#### Instructions for the task
Say how many lines in the data below contain the word "Space", and give no other text.

+++ Data

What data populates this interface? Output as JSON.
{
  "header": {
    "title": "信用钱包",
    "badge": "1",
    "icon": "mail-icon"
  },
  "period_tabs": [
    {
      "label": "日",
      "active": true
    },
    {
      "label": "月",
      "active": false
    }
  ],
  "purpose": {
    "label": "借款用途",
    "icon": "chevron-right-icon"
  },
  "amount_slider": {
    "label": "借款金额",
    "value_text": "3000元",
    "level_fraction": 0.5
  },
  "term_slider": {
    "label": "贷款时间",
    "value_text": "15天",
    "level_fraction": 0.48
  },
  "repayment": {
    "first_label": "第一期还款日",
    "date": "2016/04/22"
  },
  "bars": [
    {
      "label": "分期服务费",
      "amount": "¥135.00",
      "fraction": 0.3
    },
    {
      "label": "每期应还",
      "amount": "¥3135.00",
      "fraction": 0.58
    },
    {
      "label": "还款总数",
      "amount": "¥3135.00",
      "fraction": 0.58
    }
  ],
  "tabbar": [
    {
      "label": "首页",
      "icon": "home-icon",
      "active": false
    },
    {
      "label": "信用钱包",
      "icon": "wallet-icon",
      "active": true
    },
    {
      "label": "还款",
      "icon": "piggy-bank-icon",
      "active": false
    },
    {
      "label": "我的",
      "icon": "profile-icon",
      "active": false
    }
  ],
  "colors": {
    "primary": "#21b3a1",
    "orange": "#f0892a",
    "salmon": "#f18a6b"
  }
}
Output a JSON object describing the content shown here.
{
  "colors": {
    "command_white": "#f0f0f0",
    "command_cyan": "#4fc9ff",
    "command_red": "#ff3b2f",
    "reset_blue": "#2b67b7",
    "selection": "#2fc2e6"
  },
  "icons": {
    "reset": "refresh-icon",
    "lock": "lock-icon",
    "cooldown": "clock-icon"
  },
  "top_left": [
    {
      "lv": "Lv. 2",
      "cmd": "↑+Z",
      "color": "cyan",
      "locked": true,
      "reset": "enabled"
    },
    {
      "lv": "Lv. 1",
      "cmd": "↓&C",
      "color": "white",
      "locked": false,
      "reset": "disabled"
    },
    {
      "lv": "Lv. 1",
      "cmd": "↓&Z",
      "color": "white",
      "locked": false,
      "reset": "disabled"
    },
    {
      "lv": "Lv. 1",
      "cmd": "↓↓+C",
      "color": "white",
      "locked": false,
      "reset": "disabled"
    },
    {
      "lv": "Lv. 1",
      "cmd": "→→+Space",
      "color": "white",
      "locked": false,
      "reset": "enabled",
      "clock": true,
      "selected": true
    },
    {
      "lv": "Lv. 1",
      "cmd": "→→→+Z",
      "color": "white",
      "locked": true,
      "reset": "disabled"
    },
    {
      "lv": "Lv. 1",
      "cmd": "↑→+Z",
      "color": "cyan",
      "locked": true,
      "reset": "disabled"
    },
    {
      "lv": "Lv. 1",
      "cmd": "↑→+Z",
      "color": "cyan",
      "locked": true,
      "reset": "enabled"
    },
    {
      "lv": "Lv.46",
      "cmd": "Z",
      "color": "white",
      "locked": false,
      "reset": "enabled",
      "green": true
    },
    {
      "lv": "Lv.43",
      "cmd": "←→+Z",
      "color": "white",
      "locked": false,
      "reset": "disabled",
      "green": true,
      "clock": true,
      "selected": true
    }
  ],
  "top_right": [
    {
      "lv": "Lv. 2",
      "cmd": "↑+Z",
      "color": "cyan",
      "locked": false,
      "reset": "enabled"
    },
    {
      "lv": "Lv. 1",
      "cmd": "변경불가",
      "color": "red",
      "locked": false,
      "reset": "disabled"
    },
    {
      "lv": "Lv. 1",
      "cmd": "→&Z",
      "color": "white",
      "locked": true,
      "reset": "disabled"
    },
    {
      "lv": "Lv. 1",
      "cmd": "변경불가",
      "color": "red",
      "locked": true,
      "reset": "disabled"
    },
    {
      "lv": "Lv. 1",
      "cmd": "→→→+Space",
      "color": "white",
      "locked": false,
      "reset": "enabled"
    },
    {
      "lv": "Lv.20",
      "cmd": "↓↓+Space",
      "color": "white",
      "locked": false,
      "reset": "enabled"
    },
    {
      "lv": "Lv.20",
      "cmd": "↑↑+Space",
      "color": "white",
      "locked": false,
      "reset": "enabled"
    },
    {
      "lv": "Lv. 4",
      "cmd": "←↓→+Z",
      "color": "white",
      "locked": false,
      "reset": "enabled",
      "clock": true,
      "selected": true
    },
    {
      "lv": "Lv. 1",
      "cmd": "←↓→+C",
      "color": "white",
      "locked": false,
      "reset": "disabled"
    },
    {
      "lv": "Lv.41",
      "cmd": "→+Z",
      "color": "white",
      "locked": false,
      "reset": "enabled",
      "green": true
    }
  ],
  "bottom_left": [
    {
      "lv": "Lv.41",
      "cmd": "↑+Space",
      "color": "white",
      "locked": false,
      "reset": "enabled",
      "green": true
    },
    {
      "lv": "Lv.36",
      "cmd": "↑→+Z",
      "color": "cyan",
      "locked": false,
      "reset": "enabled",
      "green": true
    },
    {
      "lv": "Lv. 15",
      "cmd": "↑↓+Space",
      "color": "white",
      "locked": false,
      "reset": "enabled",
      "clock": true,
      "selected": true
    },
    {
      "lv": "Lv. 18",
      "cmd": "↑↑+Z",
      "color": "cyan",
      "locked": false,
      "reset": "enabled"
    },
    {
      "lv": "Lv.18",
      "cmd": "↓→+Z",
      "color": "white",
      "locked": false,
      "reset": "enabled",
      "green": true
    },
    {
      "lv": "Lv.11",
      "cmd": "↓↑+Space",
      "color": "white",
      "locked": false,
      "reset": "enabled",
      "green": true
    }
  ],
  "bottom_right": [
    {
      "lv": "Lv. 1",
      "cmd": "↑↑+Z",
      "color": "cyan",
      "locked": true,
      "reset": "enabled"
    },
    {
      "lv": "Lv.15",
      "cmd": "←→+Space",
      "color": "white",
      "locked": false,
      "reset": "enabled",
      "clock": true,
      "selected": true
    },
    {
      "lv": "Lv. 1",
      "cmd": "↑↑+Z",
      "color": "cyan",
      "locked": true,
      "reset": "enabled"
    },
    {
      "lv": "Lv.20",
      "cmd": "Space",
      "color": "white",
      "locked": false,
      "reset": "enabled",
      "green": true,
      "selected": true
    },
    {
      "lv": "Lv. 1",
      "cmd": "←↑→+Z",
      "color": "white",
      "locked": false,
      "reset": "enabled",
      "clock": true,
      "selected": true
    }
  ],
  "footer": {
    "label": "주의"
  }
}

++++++

#### Response to this exercise
9